- [TASK PROMPT]:
Exclude all pictures, then restate the entries below word for word.

- [DATA]:
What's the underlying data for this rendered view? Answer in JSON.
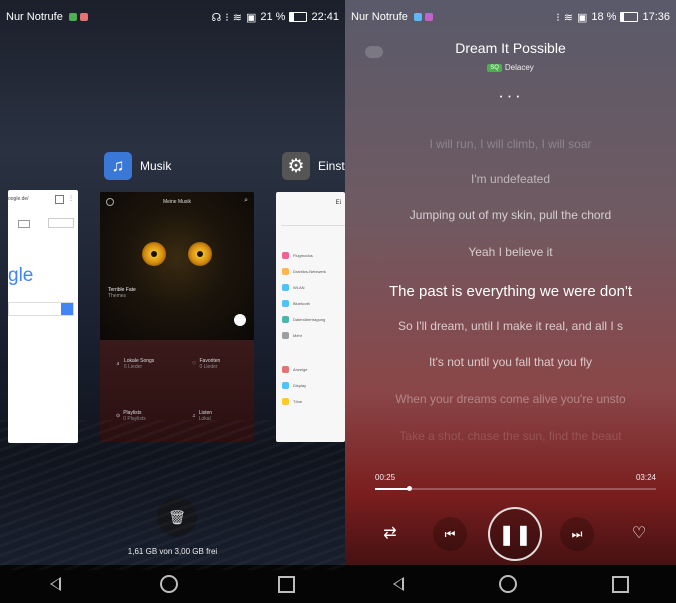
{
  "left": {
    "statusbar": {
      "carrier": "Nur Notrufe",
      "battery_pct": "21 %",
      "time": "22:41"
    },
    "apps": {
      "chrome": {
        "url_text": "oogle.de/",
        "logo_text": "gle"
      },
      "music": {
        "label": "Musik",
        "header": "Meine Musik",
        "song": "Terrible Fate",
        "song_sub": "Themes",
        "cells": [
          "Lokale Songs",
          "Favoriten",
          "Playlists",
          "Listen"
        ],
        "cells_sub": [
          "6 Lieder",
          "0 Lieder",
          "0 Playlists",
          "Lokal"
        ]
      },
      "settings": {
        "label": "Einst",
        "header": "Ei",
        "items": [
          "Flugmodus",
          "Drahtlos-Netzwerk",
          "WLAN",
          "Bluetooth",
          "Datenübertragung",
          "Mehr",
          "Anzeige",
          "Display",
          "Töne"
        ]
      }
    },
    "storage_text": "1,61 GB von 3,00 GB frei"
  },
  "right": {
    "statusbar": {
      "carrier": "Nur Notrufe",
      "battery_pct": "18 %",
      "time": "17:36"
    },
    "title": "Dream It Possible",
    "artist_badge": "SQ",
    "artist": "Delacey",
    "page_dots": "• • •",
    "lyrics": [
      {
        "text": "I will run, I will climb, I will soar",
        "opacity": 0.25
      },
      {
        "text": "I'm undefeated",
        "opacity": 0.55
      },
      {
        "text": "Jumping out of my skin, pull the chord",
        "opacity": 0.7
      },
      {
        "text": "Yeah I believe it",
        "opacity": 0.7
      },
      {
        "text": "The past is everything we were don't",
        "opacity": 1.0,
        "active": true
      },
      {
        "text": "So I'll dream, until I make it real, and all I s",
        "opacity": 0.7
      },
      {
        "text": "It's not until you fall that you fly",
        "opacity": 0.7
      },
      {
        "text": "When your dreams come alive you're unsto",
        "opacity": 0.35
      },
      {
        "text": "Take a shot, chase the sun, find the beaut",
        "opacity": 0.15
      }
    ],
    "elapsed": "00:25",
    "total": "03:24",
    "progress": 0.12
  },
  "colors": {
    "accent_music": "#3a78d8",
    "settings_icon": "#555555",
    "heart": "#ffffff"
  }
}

- [COMPLETED EXERCISE]:
What's the underlying data for this rendered view? Answer in JSON.
{
  "left": {
    "statusbar": {
      "carrier": "Nur Notrufe",
      "battery_pct": "21 %",
      "time": "22:41"
    },
    "apps": {
      "chrome": {
        "url_text": "oogle.de/",
        "logo_text": "gle"
      },
      "music": {
        "label": "Musik",
        "header": "Meine Musik",
        "song": "Terrible Fate",
        "song_sub": "Themes",
        "cells": [
          "Lokale Songs",
          "Favoriten",
          "Playlists",
          "Listen"
        ],
        "cells_sub": [
          "6 Lieder",
          "0 Lieder",
          "0 Playlists",
          "Lokal"
        ]
      },
      "settings": {
        "label": "Einst",
        "header": "Ei",
        "items": [
          "Flugmodus",
          "Drahtlos-Netzwerk",
          "WLAN",
          "Bluetooth",
          "Datenübertragung",
          "Mehr",
          "Anzeige",
          "Display",
          "Töne"
        ]
      }
    },
    "storage_text": "1,61 GB von 3,00 GB frei"
  },
  "right": {
    "statusbar": {
      "carrier": "Nur Notrufe",
      "battery_pct": "18 %",
      "time": "17:36"
    },
    "title": "Dream It Possible",
    "artist_badge": "SQ",
    "artist": "Delacey",
    "page_dots": "• • •",
    "lyrics": [
      {
        "text": "I will run, I will climb, I will soar",
        "opacity": 0.25
      },
      {
        "text": "I'm undefeated",
        "opacity": 0.55
      },
      {
        "text": "Jumping out of my skin, pull the chord",
        "opacity": 0.7
      },
      {
        "text": "Yeah I believe it",
        "opacity": 0.7
      },
      {
        "text": "The past is everything we were don't",
        "opacity": 1.0,
        "active": true
      },
      {
        "text": "So I'll dream, until I make it real, and all I s",
        "opacity": 0.7
      },
      {
        "text": "It's not until you fall that you fly",
        "opacity": 0.7
      },
      {
        "text": "When your dreams come alive you're unsto",
        "opacity": 0.35
      },
      {
        "text": "Take a shot, chase the sun, find the beaut",
        "opacity": 0.15
      }
    ],
    "elapsed": "00:25",
    "total": "03:24",
    "progress": 0.12
  },
  "colors": {
    "accent_music": "#3a78d8",
    "settings_icon": "#555555",
    "heart": "#ffffff"
  }
}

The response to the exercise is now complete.